Someone really, really loves his level.



Yews pruned into meatballs by garden muses:not another Toronto gardening blog
Hockey pucks? Cheese rounds? Who the *&%! knows?

Poor commercial landscape yew pruning by garden muses: not another Toronto gardening blog
That's me making sure that this
wasn't some stage for
a performance art installation.

To paraphrase the immortal from Syracuse, "Give me a place to stand and with a gas-powered shears I will move the whole world.” I was definitely moved.

6.4.14

"Arnold Promise" witch hazel spring blooms in Toronto: it's about time!

Hamamelis x intermedia "Arnold Promise" fulfilling its promise


What a winter!
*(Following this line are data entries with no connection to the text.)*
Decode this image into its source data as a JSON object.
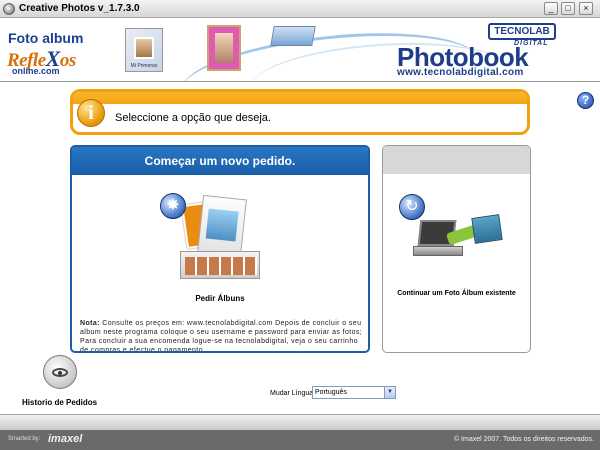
{
  "window": {
    "title": "Creative Photos v_1.7.3.0",
    "minimize_label": "_",
    "maximize_label": "□",
    "close_label": "×"
  },
  "header": {
    "logo_line1": "Foto album",
    "logo_line2_a": "Refle",
    "logo_line2_x": "X",
    "logo_line2_b": "os",
    "logo_line3": "online.com",
    "thumb1_caption": "Mi Primeras",
    "brand_title": "Photobook",
    "brand_url": "www.tecnolabdigital.com",
    "tecnolab_logo": "TECNOLAB",
    "tecnolab_sub": "DIGITAL"
  },
  "help": {
    "label": "?"
  },
  "info": {
    "icon_glyph": "i",
    "message": "Seleccione a opção que deseja."
  },
  "new_order": {
    "title": "Começar um novo pedido.",
    "action_label": "Pedir Álbuns",
    "note_bold": "Nota:",
    "note_text": " Consulte os preços em: www.tecnolabdigital.com Depois de concluir o seu album neste programa coloque o seu username e password para enviar as fotos; Para concluir a sua encomenda logue-se na tecnolabdigital, veja o seu carrinho de compras e efectue o pagamento.",
    "icon_glyph": "✸"
  },
  "continue_album": {
    "label": "Continuar um Foto Álbum existente",
    "icon_glyph": "↻"
  },
  "history": {
    "label": "Historio de Pedidos"
  },
  "language": {
    "label": "Mudar Língua",
    "selected": "Português"
  },
  "footer": {
    "smarted_by": "Smarted by:",
    "imaxel": "imaxel",
    "copyright": "© Imaxel 2007. Todos os direitos reservados."
  }
}
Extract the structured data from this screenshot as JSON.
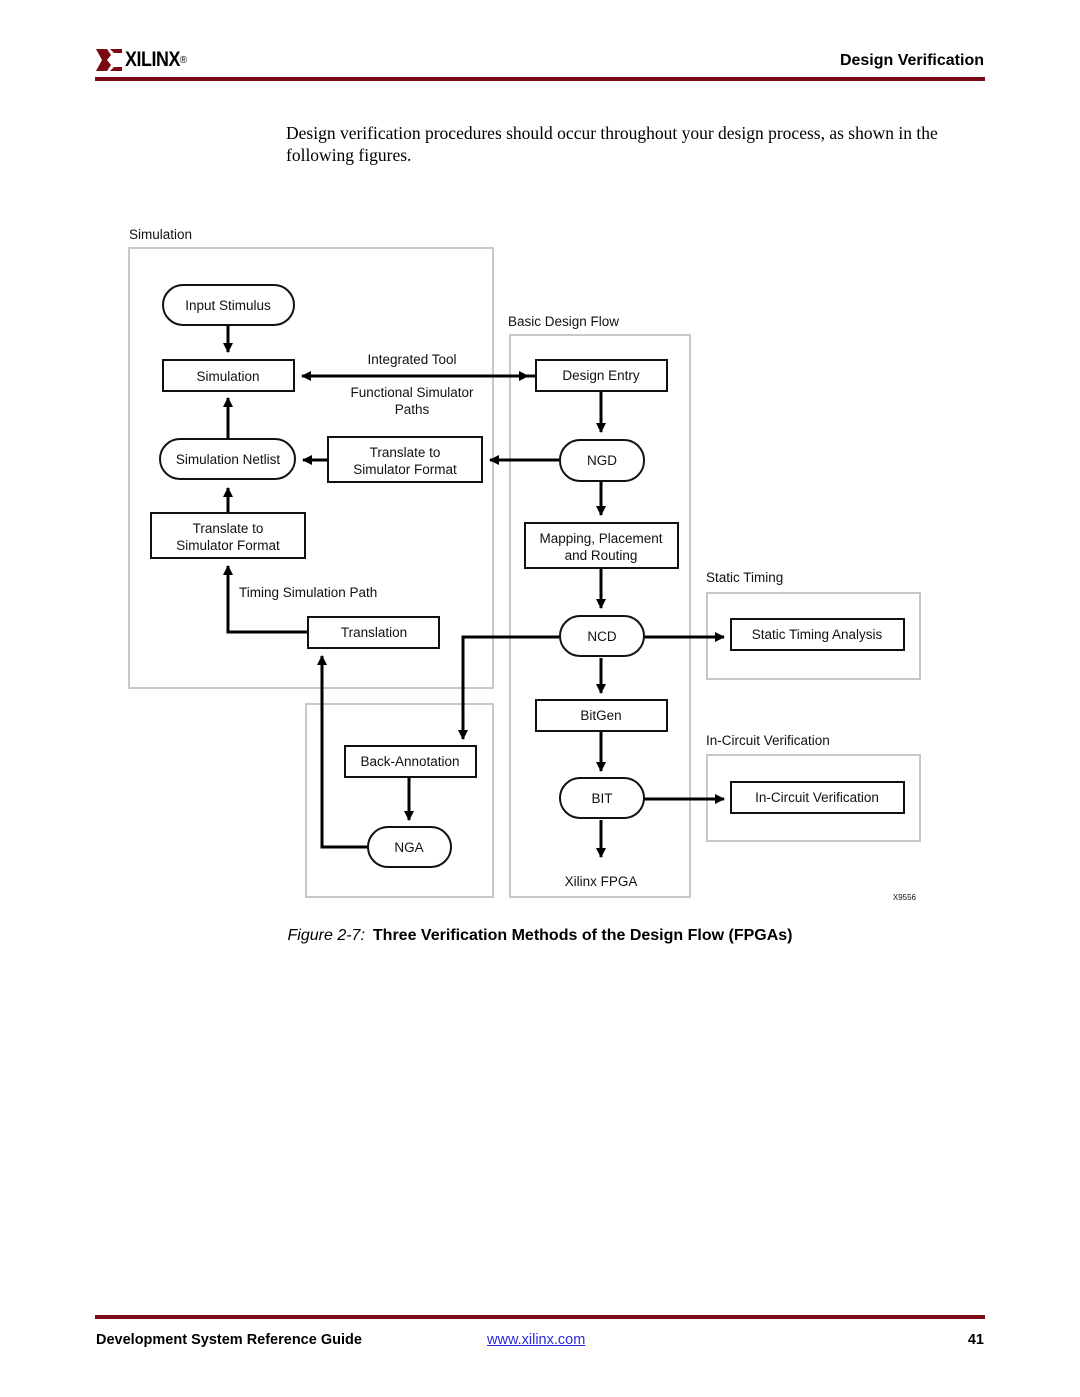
{
  "header": {
    "logo_text": "XILINX",
    "logo_mark": "®",
    "section_title": "Design Verification",
    "brand_color": "#7a0a14"
  },
  "intro_text": "Design verification procedures should occur throughout your design process, as shown in the following figures.",
  "diagram": {
    "groups": {
      "simulation": "Simulation",
      "basic_flow": "Basic Design Flow",
      "static_timing": "Static Timing",
      "in_circuit": "In-Circuit Verification"
    },
    "nodes": {
      "input_stimulus": "Input Stimulus",
      "simulation": "Simulation",
      "simulation_netlist": "Simulation Netlist",
      "translate_sim_1_line1": "Translate to",
      "translate_sim_1_line2": "Simulator Format",
      "translate_sim_2_line1": "Translate to",
      "translate_sim_2_line2": "Simulator Format",
      "translation": "Translation",
      "back_annotation": "Back-Annotation",
      "nga": "NGA",
      "design_entry": "Design Entry",
      "ngd": "NGD",
      "mpr_line1": "Mapping, Placement",
      "mpr_line2": "and Routing",
      "ncd": "NCD",
      "bitgen": "BitGen",
      "bit": "BIT",
      "xilinx_fpga": "Xilinx FPGA",
      "static_timing_analysis": "Static Timing Analysis",
      "in_circuit_verification": "In-Circuit Verification"
    },
    "edge_labels": {
      "integrated_tool": "Integrated Tool",
      "functional_line1": "Functional Simulator",
      "functional_line2": "Paths",
      "timing_path": "Timing Simulation Path"
    },
    "figure_id": "X9556"
  },
  "caption": {
    "number": "Figure 2-7:",
    "title": "Three Verification Methods of the Design Flow (FPGAs)"
  },
  "footer": {
    "doc_title": "Development System Reference Guide",
    "link": "www.xilinx.com",
    "page_number": "41"
  }
}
Pounded by wave after wave of punishing cold temperatures since December, I've almost given up on seeing spring roll around. But my favourite (well, only) witch hazel in my backyard never gives up hope and throws off dozens of strangely-shaped and faintly sweet-smelling blooms year after year without complaint.

Hamamelis x intermedia hybrids are crosses between Japanese witch hazel (H. japonica) and Chinese witch hazel (H. mollis) and one of our earliest bloomers.Other popular cultivars include "Jelena", "Pallida" and "Diane" and worth the extra cost.

Why buy another rhodo when you can get one these guys/gals that have multi-season ornamental interest? (I ask rhetorically.)

While "Arnold Promise" usually blooms in late-February and early March for many of us in the Toronto area, we're definitely "behind schedule."

But, of course, it's nature's schedule, not ours.

Let's enjoy the show that will enfold soon!


 Hamamelis x intermedia Arnold Promise witch hazel spring blooms by garden muses-not another gardening blog
 Hamamelis x intermedia
"Arnold Promise"
witch hazel spring blooms 

29.3.14

"Garden muses" is 3 years old!


Thank you for reading this


Well, not only this post but perhaps some of the other 100 or so entries I've written over  the past three years about gardening (most of the times) in and about Toronto and other places.


Garden muses-not another Toronto gardening blog celebration cake with three candles
Getting older, not necessarily wiser...

I'll strive to write/muse more about "gardeny" related topics.

Maybe, just maybe, even one post about urban veggie farming.

No guarantees though!

Onward and upward in 2014-2015, my fellow garden muses!

25.3.14

Kousa dogwood (Cornus kousa var. chinensis): garden muses plant profile

Chinese dogwood: why you need to plant it


Looking for a medium sized deciduous tree that offers interest throughout the seasons? Look no further than Kousa (aka Chinese) dogwood! Hardy in zones 5-8, Cornus kousa var. chinensis is not native to North America (originally from China, Japan and Korea) but offers the following ornamental characteristics:

a) White/cream coloured bracts that can cover the tree. It's a wonderful sight to see a Kousa dogwood laden with these white bracts in May-June. Here's my tree covered with bracts in spring:

Cornus kousa Chinese dogwood bract by garden muses-not another Toronto gardening blog
Cornus kousa (Chinese dogwood) bract 

21.3.14

The Royal Botanical Gardens: a spring visit

Tulips, peonies, and wisteria from a warmer time...



Well, not this spring (yet) but from 2009. Going through my archives, I realized I never posted about my visit with Linda (my better half) to the RBG about five years ago. For the currently flower-deprived readers out there, I'm sure you'll appreciate the following pictures of spring blooms from warmer days in the past. (Who knows, we might even see similar sights around town in May but I wouldn't bet the farm on this given the severity of winter 2013-2014.)



Royal Botanical Gardens pale pink tulips by garden muses-not another Toronto gardening blog
Royal Botanical Gardens pale pink tulips 



LinkWithin

Related Posts Plugin for WordPress, Blogger...